(Stored entries)

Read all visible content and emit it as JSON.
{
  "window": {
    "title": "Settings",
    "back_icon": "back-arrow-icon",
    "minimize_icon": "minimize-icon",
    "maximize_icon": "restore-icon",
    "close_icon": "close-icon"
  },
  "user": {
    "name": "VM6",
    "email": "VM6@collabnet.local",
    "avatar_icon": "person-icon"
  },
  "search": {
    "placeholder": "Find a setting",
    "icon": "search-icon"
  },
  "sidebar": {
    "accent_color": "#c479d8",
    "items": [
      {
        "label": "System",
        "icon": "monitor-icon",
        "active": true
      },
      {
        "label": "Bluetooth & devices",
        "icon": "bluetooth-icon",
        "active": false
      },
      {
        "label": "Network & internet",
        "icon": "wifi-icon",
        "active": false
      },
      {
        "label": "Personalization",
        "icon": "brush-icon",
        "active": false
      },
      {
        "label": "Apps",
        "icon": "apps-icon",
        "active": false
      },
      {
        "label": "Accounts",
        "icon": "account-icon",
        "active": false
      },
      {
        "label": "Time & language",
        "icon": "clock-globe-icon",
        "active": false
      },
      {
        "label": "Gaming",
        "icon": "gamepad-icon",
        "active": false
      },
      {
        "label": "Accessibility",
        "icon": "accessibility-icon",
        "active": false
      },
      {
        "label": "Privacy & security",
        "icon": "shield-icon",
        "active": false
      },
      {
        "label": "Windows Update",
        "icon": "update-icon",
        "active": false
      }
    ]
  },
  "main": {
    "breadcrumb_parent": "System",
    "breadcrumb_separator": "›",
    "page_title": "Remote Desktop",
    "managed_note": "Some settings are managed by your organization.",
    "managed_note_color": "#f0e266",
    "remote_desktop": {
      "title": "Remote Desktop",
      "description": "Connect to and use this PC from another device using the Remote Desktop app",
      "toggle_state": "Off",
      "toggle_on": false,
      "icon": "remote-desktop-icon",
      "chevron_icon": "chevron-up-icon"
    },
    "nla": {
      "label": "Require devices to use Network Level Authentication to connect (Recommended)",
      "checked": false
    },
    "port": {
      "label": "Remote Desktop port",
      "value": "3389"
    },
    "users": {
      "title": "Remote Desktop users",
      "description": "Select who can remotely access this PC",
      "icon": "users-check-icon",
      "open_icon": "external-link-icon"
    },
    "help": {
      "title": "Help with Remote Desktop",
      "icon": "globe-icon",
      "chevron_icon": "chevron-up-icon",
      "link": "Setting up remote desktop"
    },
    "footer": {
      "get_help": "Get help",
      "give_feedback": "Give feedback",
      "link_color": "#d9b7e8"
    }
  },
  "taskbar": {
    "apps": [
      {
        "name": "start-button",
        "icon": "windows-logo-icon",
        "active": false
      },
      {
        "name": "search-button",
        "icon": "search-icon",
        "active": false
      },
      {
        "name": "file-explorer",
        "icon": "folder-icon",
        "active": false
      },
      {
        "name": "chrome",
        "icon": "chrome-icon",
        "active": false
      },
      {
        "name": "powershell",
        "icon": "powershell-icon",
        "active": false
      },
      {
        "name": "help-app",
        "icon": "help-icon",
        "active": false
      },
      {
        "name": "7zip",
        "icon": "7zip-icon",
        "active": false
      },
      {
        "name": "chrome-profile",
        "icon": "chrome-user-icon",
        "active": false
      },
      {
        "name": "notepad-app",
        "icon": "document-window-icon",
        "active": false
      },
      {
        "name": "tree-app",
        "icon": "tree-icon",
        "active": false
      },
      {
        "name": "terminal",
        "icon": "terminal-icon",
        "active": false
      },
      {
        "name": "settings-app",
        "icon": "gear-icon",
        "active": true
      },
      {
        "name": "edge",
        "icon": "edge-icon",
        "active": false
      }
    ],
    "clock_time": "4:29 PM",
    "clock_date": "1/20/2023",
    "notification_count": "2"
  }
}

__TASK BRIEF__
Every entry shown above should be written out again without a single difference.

__SOLUTION FOR THIS EXERCISE__
Read all visible content and emit it as JSON.
{
  "window": {
    "title": "Settings",
    "back_icon": "back-arrow-icon",
    "minimize_icon": "minimize-icon",
    "maximize_icon": "restore-icon",
    "close_icon": "close-icon"
  },
  "user": {
    "name": "VM6",
    "email": "VM6@collabnet.local",
    "avatar_icon": "person-icon"
  },
  "search": {
    "placeholder": "Find a setting",
    "icon": "search-icon"
  },
  "sidebar": {
    "accent_color": "#c479d8",
    "items": [
      {
        "label": "System",
        "icon": "monitor-icon",
        "active": true
      },
      {
        "label": "Bluetooth & devices",
        "icon": "bluetooth-icon",
        "active": false
      },
      {
        "label": "Network & internet",
        "icon": "wifi-icon",
        "active": false
      },
      {
        "label": "Personalization",
        "icon": "brush-icon",
        "active": false
      },
      {
        "label": "Apps",
        "icon": "apps-icon",
        "active": false
      },
      {
        "label": "Accounts",
        "icon": "account-icon",
        "active": false
      },
      {
        "label": "Time & language",
        "icon": "clock-globe-icon",
        "active": false
      },
      {
        "label": "Gaming",
        "icon": "gamepad-icon",
        "active": false
      },
      {
        "label": "Accessibility",
        "icon": "accessibility-icon",
        "active": false
      },
      {
        "label": "Privacy & security",
        "icon": "shield-icon",
        "active": false
      },
      {
        "label": "Windows Update",
        "icon": "update-icon",
        "active": false
      }
    ]
  },
  "main": {
    "breadcrumb_parent": "System",
    "breadcrumb_separator": "›",
    "page_title": "Remote Desktop",
    "managed_note": "Some settings are managed by your organization.",
    "managed_note_color": "#f0e266",
    "remote_desktop": {
      "title": "Remote Desktop",
      "description": "Connect to and use this PC from another device using the Remote Desktop app",
      "toggle_state": "Off",
      "toggle_on": false,
      "icon": "remote-desktop-icon",
      "chevron_icon": "chevron-up-icon"
    },
    "nla": {
      "label": "Require devices to use Network Level Authentication to connect (Recommended)",
      "checked": false
    },
    "port": {
      "label": "Remote Desktop port",
      "value": "3389"
    },
    "users": {
      "title": "Remote Desktop users",
      "description": "Select who can remotely access this PC",
      "icon": "users-check-icon",
      "open_icon": "external-link-icon"
    },
    "help": {
      "title": "Help with Remote Desktop",
      "icon": "globe-icon",
      "chevron_icon": "chevron-up-icon",
      "link": "Setting up remote desktop"
    },
    "footer": {
      "get_help": "Get help",
      "give_feedback": "Give feedback",
      "link_color": "#d9b7e8"
    }
  },
  "taskbar": {
    "apps": [
      {
        "name": "start-button",
        "icon": "windows-logo-icon",
        "active": false
      },
      {
        "name": "search-button",
        "icon": "search-icon",
        "active": false
      },
      {
        "name": "file-explorer",
        "icon": "folder-icon",
        "active": false
      },
      {
        "name": "chrome",
        "icon": "chrome-icon",
        "active": false
      },
      {
        "name": "powershell",
        "icon": "powershell-icon",
        "active": false
      },
      {
        "name": "help-app",
        "icon": "help-icon",
        "active": false
      },
      {
        "name": "7zip",
        "icon": "7zip-icon",
        "active": false
      },
      {
        "name": "chrome-profile",
        "icon": "chrome-user-icon",
        "active": false
      },
      {
        "name": "notepad-app",
        "icon": "document-window-icon",
        "active": false
      },
      {
        "name": "tree-app",
        "icon": "tree-icon",
        "active": false
      },
      {
        "name": "terminal",
        "icon": "terminal-icon",
        "active": false
      },
      {
        "name": "settings-app",
        "icon": "gear-icon",
        "active": true
      },
      {
        "name": "edge",
        "icon": "edge-icon",
        "active": false
      }
    ],
    "clock_time": "4:29 PM",
    "clock_date": "1/20/2023",
    "notification_count": "2"
  }
}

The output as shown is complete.